Aim of the task: If a line in the data below includes the string "this", please return a copy of it.

Entries from a dataset of interfaces:

== Segment start ==

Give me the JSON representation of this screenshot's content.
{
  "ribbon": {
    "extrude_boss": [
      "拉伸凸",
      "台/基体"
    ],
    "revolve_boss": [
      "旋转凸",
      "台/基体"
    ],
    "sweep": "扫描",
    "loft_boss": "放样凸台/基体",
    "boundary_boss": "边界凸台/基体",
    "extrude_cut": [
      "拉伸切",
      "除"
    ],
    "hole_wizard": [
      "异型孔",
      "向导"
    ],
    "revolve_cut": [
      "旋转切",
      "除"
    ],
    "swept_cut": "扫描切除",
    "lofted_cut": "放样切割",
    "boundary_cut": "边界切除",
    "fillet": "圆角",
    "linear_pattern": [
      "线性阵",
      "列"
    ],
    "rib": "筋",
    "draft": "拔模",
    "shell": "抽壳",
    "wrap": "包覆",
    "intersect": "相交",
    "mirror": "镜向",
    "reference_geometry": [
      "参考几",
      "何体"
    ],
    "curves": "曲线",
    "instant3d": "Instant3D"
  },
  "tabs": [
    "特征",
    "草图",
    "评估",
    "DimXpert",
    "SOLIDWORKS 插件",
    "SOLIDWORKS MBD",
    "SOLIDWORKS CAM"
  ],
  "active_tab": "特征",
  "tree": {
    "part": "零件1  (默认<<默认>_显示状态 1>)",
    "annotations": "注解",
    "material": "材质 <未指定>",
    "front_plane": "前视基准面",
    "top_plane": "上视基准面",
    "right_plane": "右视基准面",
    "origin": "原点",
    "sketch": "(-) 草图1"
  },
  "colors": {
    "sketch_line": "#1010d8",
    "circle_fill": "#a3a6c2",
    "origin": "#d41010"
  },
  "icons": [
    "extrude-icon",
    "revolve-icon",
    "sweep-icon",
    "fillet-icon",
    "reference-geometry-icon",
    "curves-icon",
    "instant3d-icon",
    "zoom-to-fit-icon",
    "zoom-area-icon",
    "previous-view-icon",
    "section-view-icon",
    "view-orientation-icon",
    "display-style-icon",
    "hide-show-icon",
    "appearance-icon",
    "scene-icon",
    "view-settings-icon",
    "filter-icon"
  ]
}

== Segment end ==
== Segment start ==

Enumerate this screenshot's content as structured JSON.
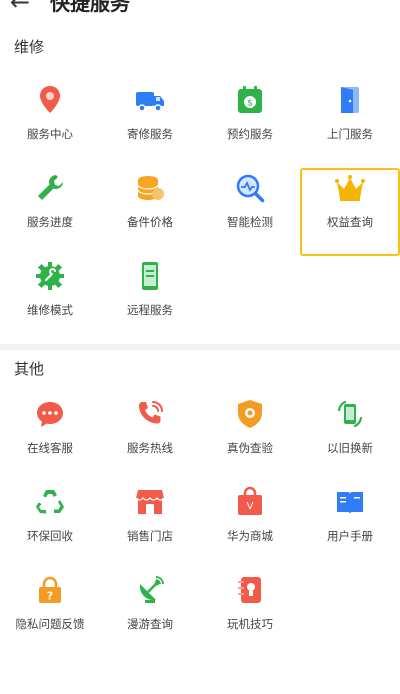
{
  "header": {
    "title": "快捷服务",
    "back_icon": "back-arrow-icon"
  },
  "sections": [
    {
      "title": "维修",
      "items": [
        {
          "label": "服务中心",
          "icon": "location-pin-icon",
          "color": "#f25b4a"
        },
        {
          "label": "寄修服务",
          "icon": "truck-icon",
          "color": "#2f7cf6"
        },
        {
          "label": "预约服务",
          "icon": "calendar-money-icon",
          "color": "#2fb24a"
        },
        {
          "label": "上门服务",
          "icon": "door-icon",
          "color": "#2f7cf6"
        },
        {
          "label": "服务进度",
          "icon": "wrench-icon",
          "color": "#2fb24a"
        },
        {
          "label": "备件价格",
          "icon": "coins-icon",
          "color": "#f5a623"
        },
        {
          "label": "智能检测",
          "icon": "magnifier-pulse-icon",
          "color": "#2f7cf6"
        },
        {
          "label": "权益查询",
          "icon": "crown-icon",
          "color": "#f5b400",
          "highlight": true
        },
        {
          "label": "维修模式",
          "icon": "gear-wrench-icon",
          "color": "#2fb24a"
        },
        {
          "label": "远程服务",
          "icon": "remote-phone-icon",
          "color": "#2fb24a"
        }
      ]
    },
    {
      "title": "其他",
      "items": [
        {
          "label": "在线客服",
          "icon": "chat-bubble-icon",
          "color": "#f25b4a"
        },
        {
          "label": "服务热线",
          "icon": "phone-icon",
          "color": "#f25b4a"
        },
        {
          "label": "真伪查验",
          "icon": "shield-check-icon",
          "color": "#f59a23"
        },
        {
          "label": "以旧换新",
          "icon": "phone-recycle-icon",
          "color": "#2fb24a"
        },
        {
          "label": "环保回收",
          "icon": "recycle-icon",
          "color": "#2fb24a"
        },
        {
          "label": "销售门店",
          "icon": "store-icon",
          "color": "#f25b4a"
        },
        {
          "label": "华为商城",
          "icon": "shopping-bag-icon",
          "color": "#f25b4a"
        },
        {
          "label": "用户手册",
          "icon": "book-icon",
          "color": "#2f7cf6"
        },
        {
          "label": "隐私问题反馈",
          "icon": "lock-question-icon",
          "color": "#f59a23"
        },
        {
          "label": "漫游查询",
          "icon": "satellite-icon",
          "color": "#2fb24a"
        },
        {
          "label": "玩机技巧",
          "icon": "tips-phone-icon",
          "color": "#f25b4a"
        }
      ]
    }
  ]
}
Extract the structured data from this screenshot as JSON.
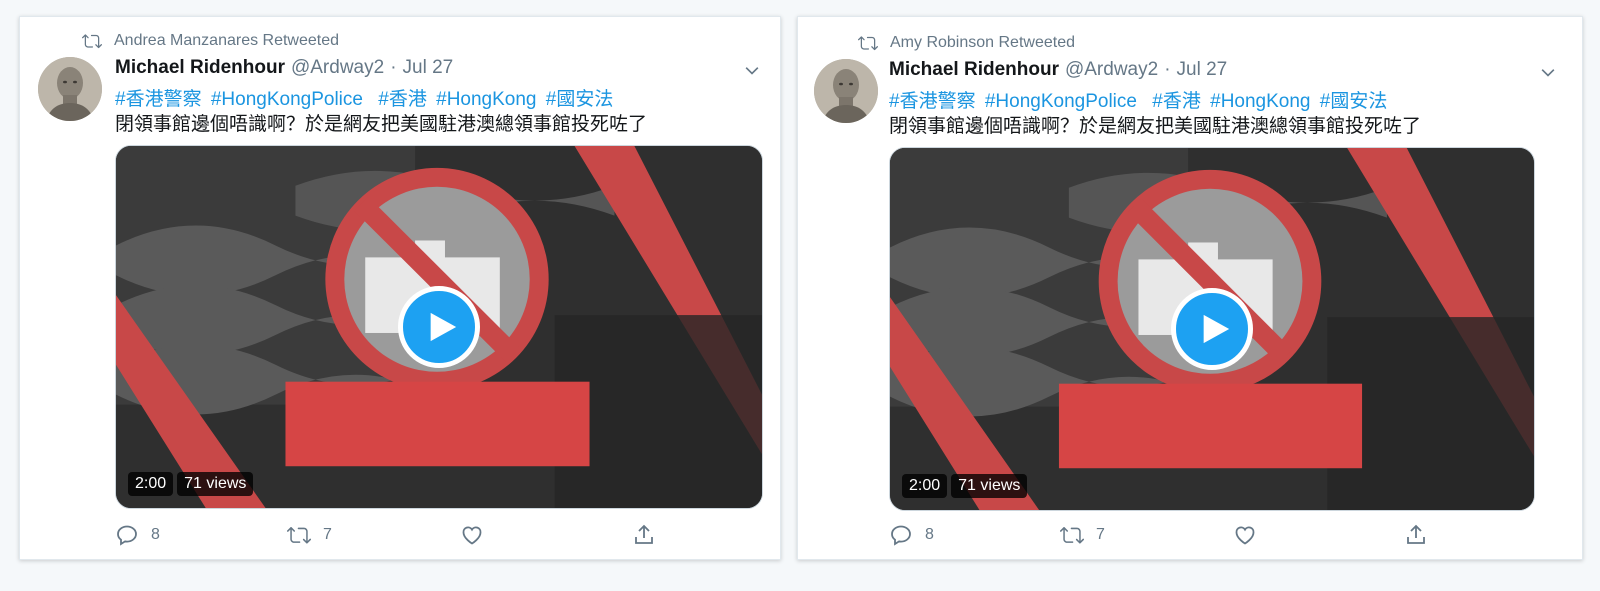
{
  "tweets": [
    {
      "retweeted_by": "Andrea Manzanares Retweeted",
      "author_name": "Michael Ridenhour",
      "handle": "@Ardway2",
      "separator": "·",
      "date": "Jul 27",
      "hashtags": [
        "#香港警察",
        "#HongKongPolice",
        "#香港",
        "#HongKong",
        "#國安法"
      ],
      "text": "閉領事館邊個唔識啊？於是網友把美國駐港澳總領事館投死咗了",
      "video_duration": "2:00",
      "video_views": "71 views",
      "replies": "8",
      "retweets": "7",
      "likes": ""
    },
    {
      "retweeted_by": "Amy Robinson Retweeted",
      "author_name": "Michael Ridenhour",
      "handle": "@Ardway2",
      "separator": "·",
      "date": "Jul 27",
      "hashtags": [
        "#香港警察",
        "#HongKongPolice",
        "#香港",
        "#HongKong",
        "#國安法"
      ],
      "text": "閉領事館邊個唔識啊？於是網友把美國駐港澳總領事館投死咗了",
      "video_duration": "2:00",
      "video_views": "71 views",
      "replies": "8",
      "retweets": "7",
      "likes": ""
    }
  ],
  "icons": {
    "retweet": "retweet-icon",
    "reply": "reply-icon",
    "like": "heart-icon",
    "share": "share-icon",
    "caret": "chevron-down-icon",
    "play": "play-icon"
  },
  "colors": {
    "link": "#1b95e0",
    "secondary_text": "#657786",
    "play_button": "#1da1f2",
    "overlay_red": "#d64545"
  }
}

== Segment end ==
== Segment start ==

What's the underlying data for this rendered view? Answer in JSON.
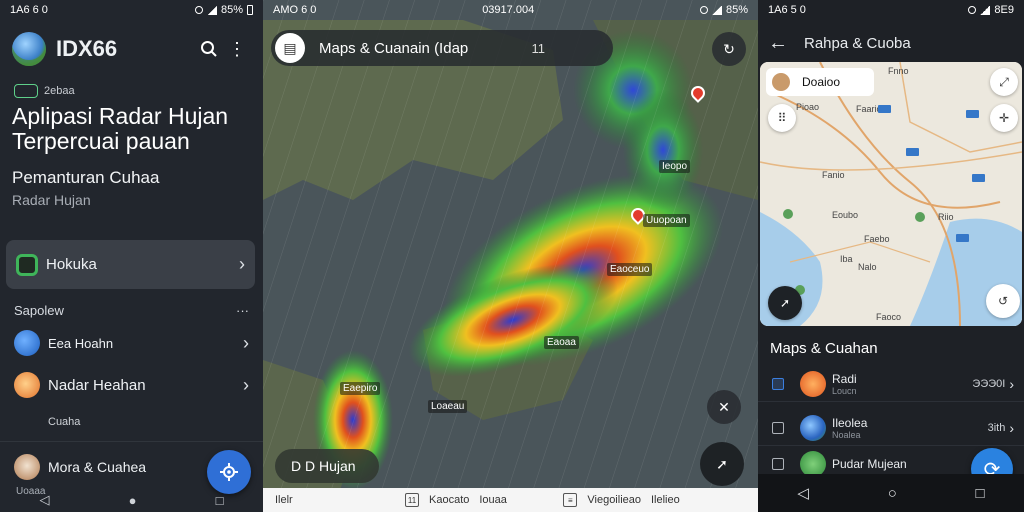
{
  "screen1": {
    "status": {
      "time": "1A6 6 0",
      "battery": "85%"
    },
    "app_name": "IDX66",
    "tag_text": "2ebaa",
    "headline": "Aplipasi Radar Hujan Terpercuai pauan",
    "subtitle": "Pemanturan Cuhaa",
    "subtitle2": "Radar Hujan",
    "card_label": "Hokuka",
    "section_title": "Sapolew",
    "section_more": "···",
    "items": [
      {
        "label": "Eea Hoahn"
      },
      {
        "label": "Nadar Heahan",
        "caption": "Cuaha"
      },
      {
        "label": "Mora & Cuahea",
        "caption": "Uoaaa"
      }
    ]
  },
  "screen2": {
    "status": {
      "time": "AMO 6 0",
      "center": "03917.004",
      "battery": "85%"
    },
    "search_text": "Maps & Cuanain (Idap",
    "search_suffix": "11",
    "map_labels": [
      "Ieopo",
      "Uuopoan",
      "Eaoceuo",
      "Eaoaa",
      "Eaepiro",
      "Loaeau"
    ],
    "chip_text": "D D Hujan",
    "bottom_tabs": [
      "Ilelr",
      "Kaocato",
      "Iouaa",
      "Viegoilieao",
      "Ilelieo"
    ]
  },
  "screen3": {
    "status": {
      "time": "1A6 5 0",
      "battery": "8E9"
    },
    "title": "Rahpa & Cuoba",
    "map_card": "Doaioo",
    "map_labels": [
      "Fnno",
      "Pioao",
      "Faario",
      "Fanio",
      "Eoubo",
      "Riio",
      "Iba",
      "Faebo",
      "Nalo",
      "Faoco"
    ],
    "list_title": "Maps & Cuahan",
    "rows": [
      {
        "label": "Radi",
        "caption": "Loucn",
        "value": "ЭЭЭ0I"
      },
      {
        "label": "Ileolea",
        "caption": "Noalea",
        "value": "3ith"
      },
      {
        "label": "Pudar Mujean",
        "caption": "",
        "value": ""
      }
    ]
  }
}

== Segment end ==

Exercise solution:
Give me the JSON representation of this screenshot's content.
Enumerate this screenshot's content as structured JSON.
Extract the structured data from this screenshot as JSON.
What's the underlying data for this rendered view? Answer in JSON.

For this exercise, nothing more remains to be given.